During the water crisis in Flint, Michigan, 10.6 percent of children tested exceeded that threshold, which is the level that should trigger interventions, according to the U.S. Centers for Disease Control and Prevention.
Under the ordinance, crafted by the Waco-McLennan County Public Health District, officials will work to identify sources of lead contamination if a test identifies a child who has blood-lead levels of 10 micrograms per deciliter or more.
Property owners who fail to provide interim controls or abatement plans within 90 days could face Class C misdemeanor charges. City officials have said they believe the ordinance is the first of its kind in Texas.
The grant is expected to be enough to pay for 140 low-income Waco families to fix lead problems in their homes. Lead paint is typically addressed by encapsulating it in another specialized paint or by removing it while taking steps to collect dust and protect workers from exposure.
The city did not start enforcing the new ordinance as it waited for results of its grant application, Assistant City Manager Deidra Emerson said.
“This has been such a long process, and I’m so happy,” health district spokeswoman Kelly Craine said. “There were several of us working on it, from housing, from health, and we got a lot of support from city managers. Now, to actually have it, I’m excited, and I can’t wait to really find out and get started and know how it’s going to work.”
Waco District 3 Councilman John Kinnaird, who is also chairman of the health district, said collaboration between various groups was necessary to get to this point and win the grant.
“I think it’s fantastic,” Kinnaird said. “I’m very excited and very appreciative to all the work the staff put in because it’s a very competitive grant. The fact that we were awarded such a substantial amount, I think it’s going to be a fantastic thing in this community, and it’s going to go a long way.
“It’s still a first step, but it’ll go a long way toward helping remediate and alleviate the problem that this lead and paint and other environmental contamination points has on the community.”
Also Wednesday, President Donald Trump’s administration released a plan involving several federal agencies meant to combat lead exposure in children. Environmental advocates said the attention on the issue is appreciated but that the plan lacks new targets for regulatory or enforcement action, the AP reported.
HUD Secretary Ben Carson announced the $139 million grant package Waco got a piece of during an event Wednesday with other federal officials introducing the administration’s lead plan.
The CDC has found that children in at least 4 million households nationwide are exposed to lead from a variety of sources, according to the AP report.
In Waco, flaking lead paint is the main culprit for exposure. Paint makers lowered the concentration of lead in their products in the 1960s, and lead in paint was banned nationwide in 1978. More than two-thirds of homes in the 76707 ZIP code were built before 1960.

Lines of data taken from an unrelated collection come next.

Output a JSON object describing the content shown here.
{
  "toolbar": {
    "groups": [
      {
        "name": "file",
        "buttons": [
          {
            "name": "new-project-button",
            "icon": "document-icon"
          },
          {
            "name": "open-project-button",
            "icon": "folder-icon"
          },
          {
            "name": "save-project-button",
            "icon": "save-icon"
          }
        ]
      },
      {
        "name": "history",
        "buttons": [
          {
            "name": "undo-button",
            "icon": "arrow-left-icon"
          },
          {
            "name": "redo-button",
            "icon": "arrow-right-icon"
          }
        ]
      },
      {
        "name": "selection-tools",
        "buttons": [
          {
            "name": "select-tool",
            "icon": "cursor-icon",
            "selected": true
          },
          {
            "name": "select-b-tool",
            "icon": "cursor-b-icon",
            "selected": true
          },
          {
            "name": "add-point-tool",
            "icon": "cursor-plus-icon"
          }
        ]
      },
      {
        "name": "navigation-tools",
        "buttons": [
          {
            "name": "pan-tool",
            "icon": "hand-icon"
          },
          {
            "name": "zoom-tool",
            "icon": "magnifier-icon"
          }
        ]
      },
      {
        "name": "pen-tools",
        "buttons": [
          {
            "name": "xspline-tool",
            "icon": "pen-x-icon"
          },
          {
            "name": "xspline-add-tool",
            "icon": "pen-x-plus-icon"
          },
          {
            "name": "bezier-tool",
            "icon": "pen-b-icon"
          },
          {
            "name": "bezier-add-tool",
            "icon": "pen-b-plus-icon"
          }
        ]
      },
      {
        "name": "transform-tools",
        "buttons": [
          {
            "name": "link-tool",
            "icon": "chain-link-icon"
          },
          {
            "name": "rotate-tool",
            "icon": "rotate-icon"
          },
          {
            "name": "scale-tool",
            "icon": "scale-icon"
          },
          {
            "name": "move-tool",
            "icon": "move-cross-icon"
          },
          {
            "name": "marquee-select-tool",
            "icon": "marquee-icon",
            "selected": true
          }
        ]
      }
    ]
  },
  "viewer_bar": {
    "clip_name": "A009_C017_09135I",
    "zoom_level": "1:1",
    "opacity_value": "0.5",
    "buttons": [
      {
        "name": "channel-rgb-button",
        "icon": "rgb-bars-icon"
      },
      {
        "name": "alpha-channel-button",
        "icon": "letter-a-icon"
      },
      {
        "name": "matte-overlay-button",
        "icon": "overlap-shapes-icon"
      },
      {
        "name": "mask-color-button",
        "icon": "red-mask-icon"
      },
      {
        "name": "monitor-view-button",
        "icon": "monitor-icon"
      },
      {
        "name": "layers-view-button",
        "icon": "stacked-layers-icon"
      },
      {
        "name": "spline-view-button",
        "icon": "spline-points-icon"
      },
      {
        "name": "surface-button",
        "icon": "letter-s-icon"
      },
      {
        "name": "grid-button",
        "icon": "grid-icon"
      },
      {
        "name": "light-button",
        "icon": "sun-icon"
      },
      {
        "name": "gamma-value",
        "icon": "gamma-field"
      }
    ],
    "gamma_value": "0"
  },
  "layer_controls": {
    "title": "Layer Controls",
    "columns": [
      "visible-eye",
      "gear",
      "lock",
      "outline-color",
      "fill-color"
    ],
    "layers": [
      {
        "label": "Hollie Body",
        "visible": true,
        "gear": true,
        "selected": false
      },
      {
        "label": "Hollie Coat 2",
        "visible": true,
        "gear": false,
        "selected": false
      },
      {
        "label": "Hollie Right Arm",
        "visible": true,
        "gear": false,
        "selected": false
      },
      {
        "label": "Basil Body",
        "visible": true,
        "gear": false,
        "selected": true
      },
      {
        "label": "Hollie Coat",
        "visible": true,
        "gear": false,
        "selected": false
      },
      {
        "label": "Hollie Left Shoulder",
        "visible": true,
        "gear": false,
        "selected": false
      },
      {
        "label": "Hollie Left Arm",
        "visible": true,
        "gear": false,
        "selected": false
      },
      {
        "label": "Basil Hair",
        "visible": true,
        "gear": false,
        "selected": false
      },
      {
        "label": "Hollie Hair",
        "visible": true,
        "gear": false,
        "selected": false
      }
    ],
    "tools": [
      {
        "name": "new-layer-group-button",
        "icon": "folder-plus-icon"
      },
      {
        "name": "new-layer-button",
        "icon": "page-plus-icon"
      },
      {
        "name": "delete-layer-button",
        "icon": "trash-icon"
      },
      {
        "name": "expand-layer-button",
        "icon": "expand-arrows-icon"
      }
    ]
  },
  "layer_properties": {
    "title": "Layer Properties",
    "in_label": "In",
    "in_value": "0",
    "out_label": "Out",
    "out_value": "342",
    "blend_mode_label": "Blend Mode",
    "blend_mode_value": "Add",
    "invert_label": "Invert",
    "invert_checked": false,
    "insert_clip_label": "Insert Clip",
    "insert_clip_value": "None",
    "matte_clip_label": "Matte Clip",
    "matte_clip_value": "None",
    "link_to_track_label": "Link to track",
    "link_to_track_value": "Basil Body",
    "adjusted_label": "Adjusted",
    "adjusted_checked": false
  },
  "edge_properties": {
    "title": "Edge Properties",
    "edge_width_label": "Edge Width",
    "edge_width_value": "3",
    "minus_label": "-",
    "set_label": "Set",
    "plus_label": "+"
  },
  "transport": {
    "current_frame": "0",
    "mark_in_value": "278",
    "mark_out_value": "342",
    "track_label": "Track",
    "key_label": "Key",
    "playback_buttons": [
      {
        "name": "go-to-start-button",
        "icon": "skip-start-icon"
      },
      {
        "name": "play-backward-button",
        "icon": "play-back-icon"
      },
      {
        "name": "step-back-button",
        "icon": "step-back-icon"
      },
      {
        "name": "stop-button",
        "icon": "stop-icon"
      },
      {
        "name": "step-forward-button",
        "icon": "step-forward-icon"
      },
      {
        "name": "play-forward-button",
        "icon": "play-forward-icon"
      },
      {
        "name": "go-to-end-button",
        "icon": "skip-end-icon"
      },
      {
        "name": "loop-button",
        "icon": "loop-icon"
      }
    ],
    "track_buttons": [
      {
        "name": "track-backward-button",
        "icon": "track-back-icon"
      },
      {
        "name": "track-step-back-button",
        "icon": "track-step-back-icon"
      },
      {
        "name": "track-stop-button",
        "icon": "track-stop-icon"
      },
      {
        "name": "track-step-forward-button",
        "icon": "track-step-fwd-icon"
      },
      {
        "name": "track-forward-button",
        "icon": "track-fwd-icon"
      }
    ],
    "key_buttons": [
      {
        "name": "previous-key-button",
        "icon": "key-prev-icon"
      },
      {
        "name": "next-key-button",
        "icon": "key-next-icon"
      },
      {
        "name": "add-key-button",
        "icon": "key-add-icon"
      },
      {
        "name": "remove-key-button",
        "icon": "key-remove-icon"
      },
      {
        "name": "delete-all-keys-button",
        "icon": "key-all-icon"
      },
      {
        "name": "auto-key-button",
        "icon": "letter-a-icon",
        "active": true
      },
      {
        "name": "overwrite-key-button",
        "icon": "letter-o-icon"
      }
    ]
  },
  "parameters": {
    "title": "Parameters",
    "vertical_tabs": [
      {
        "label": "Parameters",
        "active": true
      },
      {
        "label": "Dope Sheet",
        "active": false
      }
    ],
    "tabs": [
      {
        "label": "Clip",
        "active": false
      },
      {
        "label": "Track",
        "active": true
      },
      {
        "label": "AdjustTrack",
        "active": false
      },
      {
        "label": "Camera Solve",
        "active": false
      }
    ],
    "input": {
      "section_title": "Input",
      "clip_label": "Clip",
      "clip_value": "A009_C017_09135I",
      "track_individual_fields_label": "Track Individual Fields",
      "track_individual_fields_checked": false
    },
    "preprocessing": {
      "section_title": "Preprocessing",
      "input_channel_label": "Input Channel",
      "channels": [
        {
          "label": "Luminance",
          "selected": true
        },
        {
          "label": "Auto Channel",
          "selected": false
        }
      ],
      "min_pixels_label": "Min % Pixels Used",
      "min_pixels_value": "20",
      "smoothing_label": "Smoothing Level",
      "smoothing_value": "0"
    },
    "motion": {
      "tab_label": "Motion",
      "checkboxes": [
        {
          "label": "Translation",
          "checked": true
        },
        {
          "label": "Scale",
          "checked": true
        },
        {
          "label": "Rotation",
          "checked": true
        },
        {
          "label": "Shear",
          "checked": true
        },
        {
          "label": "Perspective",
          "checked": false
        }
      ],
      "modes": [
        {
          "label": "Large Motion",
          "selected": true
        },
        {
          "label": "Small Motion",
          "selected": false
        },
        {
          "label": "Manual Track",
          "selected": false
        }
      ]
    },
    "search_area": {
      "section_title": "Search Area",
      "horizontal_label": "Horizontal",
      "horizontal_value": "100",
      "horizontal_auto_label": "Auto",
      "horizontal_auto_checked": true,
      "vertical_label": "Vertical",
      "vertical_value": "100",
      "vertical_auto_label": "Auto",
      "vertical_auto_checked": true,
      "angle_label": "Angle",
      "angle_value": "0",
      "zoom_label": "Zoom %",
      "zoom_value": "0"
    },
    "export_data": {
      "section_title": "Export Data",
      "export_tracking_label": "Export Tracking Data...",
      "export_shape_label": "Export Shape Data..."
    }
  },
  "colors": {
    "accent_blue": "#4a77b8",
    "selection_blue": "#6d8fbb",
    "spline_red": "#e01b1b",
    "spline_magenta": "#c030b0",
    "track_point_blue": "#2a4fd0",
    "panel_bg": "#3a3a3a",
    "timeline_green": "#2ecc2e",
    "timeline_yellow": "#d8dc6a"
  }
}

“Today, we take another important step toward creating safer and healthier homes for families and their children,” Carson wrote in a press release. “At HUD, one of our most important missions is to provide people with safe and reliable housing, and these grants will help states and local communities eliminate lead-based paint and other health hazards from low-income homes.”